# [Extracted information]
================
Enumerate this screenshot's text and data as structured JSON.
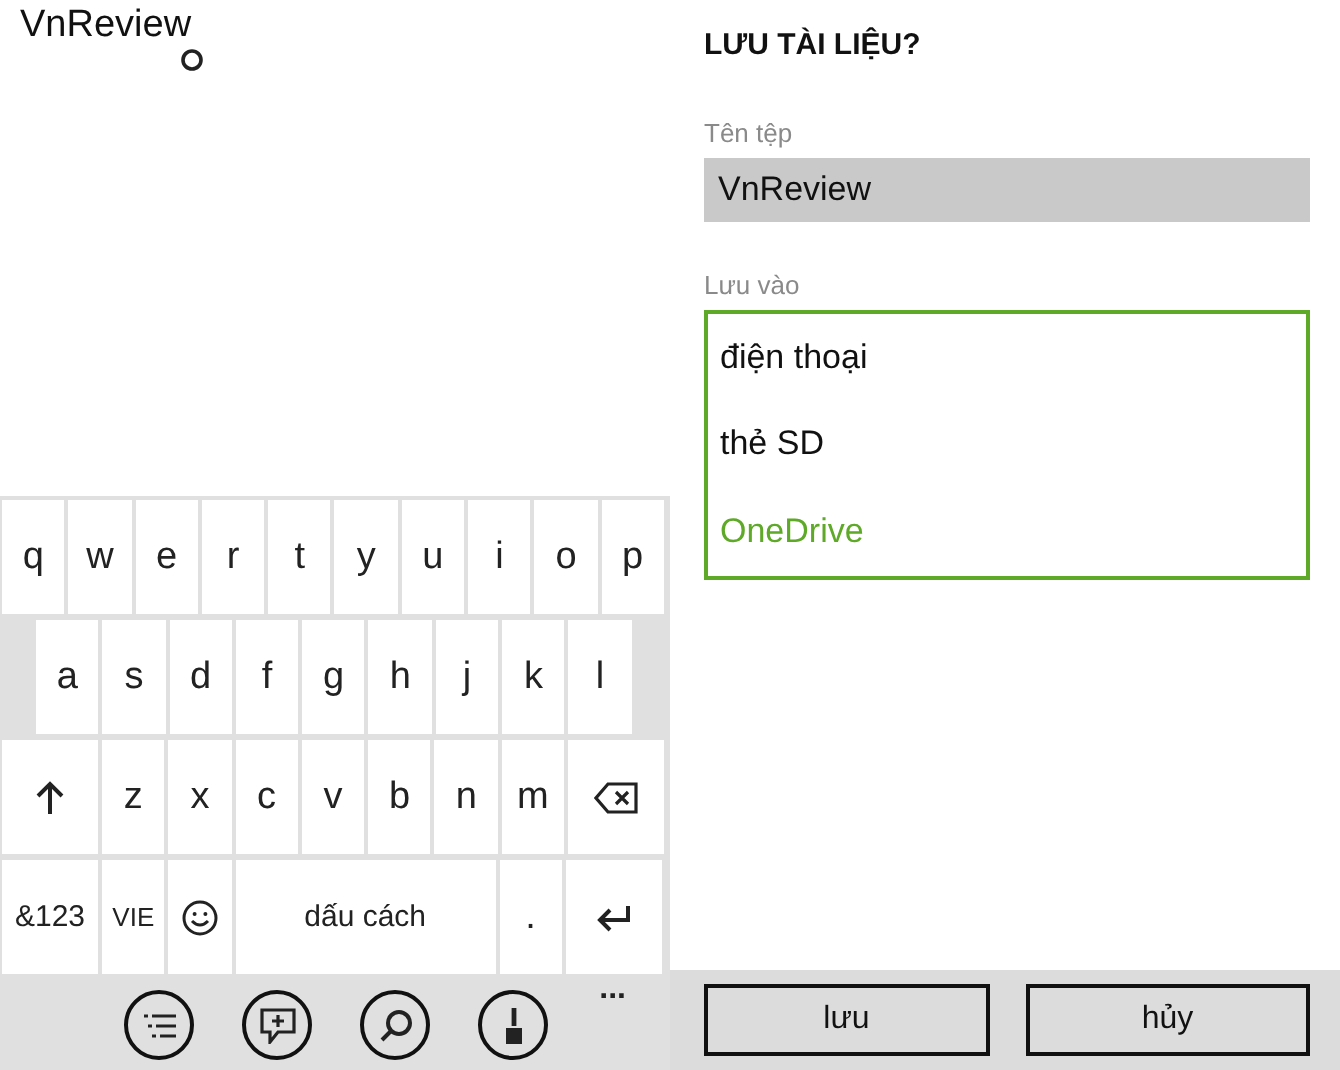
{
  "editor": {
    "text": "VnReview"
  },
  "keyboard": {
    "rows": [
      {
        "keys": [
          {
            "kind": "char",
            "label": "q"
          },
          {
            "kind": "char",
            "label": "w"
          },
          {
            "kind": "char",
            "label": "e"
          },
          {
            "kind": "char",
            "label": "r"
          },
          {
            "kind": "char",
            "label": "t"
          },
          {
            "kind": "char",
            "label": "y"
          },
          {
            "kind": "char",
            "label": "u"
          },
          {
            "kind": "char",
            "label": "i"
          },
          {
            "kind": "char",
            "label": "o"
          },
          {
            "kind": "char",
            "label": "p"
          }
        ]
      },
      {
        "keys": [
          {
            "kind": "char",
            "label": "a"
          },
          {
            "kind": "char",
            "label": "s"
          },
          {
            "kind": "char",
            "label": "d"
          },
          {
            "kind": "char",
            "label": "f"
          },
          {
            "kind": "char",
            "label": "g"
          },
          {
            "kind": "char",
            "label": "h"
          },
          {
            "kind": "char",
            "label": "j"
          },
          {
            "kind": "char",
            "label": "k"
          },
          {
            "kind": "char",
            "label": "l"
          }
        ]
      },
      {
        "keys": [
          {
            "kind": "shift"
          },
          {
            "kind": "char",
            "label": "z"
          },
          {
            "kind": "char",
            "label": "x"
          },
          {
            "kind": "char",
            "label": "c"
          },
          {
            "kind": "char",
            "label": "v"
          },
          {
            "kind": "char",
            "label": "b"
          },
          {
            "kind": "char",
            "label": "n"
          },
          {
            "kind": "char",
            "label": "m"
          },
          {
            "kind": "backspace"
          }
        ]
      },
      {
        "keys": [
          {
            "kind": "wide",
            "label": "&123"
          },
          {
            "kind": "small",
            "label": "VIE"
          },
          {
            "kind": "emoji"
          },
          {
            "kind": "space",
            "label": "dấu cách"
          },
          {
            "kind": "char",
            "label": "."
          },
          {
            "kind": "enter"
          }
        ]
      }
    ],
    "toolbar": [
      {
        "kind": "list"
      },
      {
        "kind": "note"
      },
      {
        "kind": "search"
      },
      {
        "kind": "brush"
      }
    ],
    "more": "..."
  },
  "dialog": {
    "title": "LƯU TÀI LIỆU?",
    "filename_label": "Tên tệp",
    "filename_value": "VnReview",
    "location_label": "Lưu vào",
    "locations": [
      {
        "label": "điện thoại",
        "selected": false
      },
      {
        "label": "thẻ SD",
        "selected": false
      },
      {
        "label": "OneDrive",
        "selected": true
      }
    ],
    "buttons": [
      "lưu",
      "hủy"
    ]
  }
}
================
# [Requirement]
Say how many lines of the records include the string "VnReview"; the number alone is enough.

# [Finished exercise]
2